***** Excerpted records

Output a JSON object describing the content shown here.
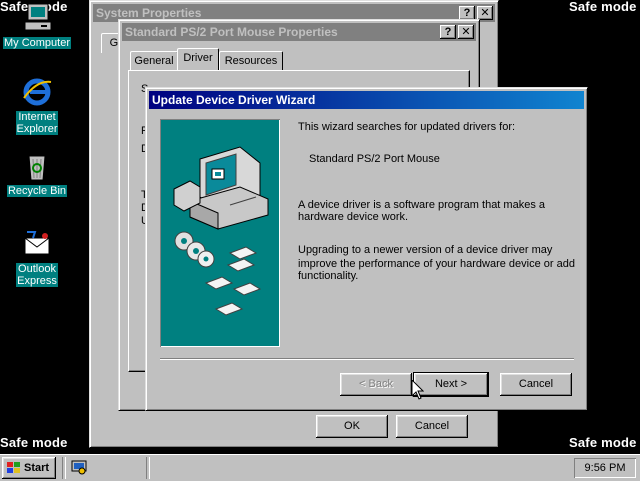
{
  "desktop": {
    "safe_mode": "Safe mode",
    "icons": [
      {
        "label": "My Computer"
      },
      {
        "label": "Internet Explorer"
      },
      {
        "label": "Recycle Bin"
      },
      {
        "label": "Outlook Express"
      }
    ]
  },
  "system_properties": {
    "title": "System Properties",
    "help_btn": "?",
    "close_btn": "✕",
    "tab_partial": "Ge",
    "ok": "OK",
    "cancel": "Cancel"
  },
  "mouse_properties": {
    "title": "Standard PS/2 Port Mouse Properties",
    "help_btn": "?",
    "close_btn": "✕",
    "tabs": [
      "General",
      "Driver",
      "Resources"
    ],
    "selected_tab": "Driver",
    "partial_letters": [
      "S",
      "P",
      "D",
      "T",
      "D",
      "U"
    ]
  },
  "wizard": {
    "title": "Update Device Driver Wizard",
    "intro": "This wizard searches for updated drivers for:",
    "device": "Standard PS/2 Port Mouse",
    "para1_line1": "A device driver is a software program that makes a",
    "para1_line2": "hardware device work.",
    "para2_line1": "Upgrading to a newer version of a device driver may",
    "para2_line2": "improve the performance of your hardware device or add",
    "para2_line3": "functionality.",
    "back": "< Back",
    "next": "Next >",
    "cancel": "Cancel"
  },
  "taskbar": {
    "start": "Start",
    "clock": "9:56 PM"
  },
  "colors": {
    "desktop": "#000000",
    "active_title": "#000080",
    "inactive_title": "#808080",
    "wizard_art_bg": "#008080"
  }
}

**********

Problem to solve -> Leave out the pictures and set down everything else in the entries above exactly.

Result of this exercise ->
Output a JSON object describing the content shown here.
{
  "desktop": {
    "safe_mode": "Safe mode",
    "icons": [
      {
        "label": "My Computer"
      },
      {
        "label": "Internet Explorer"
      },
      {
        "label": "Recycle Bin"
      },
      {
        "label": "Outlook Express"
      }
    ]
  },
  "system_properties": {
    "title": "System Properties",
    "help_btn": "?",
    "close_btn": "✕",
    "tab_partial": "Ge",
    "ok": "OK",
    "cancel": "Cancel"
  },
  "mouse_properties": {
    "title": "Standard PS/2 Port Mouse Properties",
    "help_btn": "?",
    "close_btn": "✕",
    "tabs": [
      "General",
      "Driver",
      "Resources"
    ],
    "selected_tab": "Driver",
    "partial_letters": [
      "S",
      "P",
      "D",
      "T",
      "D",
      "U"
    ]
  },
  "wizard": {
    "title": "Update Device Driver Wizard",
    "intro": "This wizard searches for updated drivers for:",
    "device": "Standard PS/2 Port Mouse",
    "para1_line1": "A device driver is a software program that makes a",
    "para1_line2": "hardware device work.",
    "para2_line1": "Upgrading to a newer version of a device driver may",
    "para2_line2": "improve the performance of your hardware device or add",
    "para2_line3": "functionality.",
    "back": "< Back",
    "next": "Next >",
    "cancel": "Cancel"
  },
  "taskbar": {
    "start": "Start",
    "clock": "9:56 PM"
  },
  "colors": {
    "desktop": "#000000",
    "active_title": "#000080",
    "inactive_title": "#808080",
    "wizard_art_bg": "#008080"
  }
}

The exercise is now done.